European neuropsychopharmacology : the journal of the European College of Neuropsychopharmacology, 2017 09
The acetylcholine muscarinic M1 receptor has been implicated in both psychosis and cognition. Post-mortem research has shown reduced muscarinic M1 receptor density in 25% of chronic patients with schizophrenia. It is unknown whether reduced M1 receptor density is related to cognitive symptoms of psychosis. We investigated the role of the M1 receptor in separate cognitive domains in subjects with a psychotic disorder using a muscarinic M1 antagonist as an acute pharmacological challenge. 33 young subjects with a psychotic disorder and 30 gender, age and IQ matched healthy controls were enrolled.
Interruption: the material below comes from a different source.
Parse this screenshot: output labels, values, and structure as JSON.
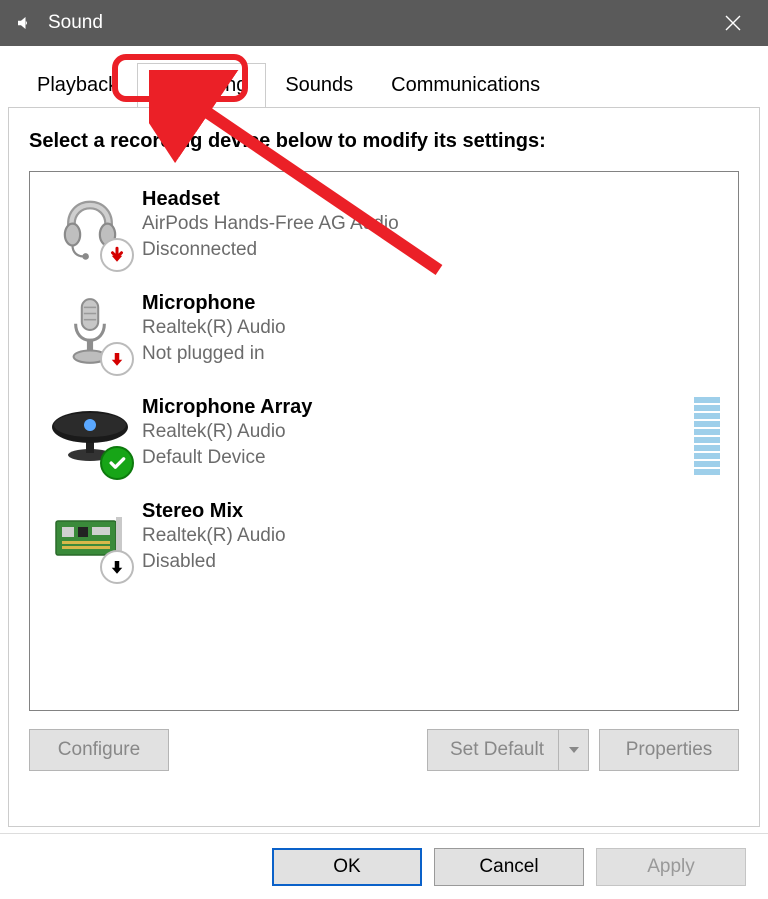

All participants completed a comprehensive cognitive test battery twice: once after placebo and once after oral administration of 4mg. biperiden (M1 antagonist). The order of drug administration was counterbalanced. Biperiden significantly negatively influenced both verbal (p< 0.001 and p=0.032) and visual learning and memory (p=0.028) in both groups. A medication x group interaction effect was found for reasoning and problem solving (p=0.005). No main or interaction effects were found for other cognitive domains. These results provide further in-vivo evidence that the M1 receptor is involved in cognitive functioning, particularly verbal and visual memory processes. Lack of differential effects of biperiden between psychotic subjects and healthy controls may suggest that decreased M1 receptor density is only present in chronic, older schizophrenia patients. However, it remains possible that differential effects of biperiden would be present in more severe cognitive impaired subjects with psychosis after several doses of biperiden instead of a single administration.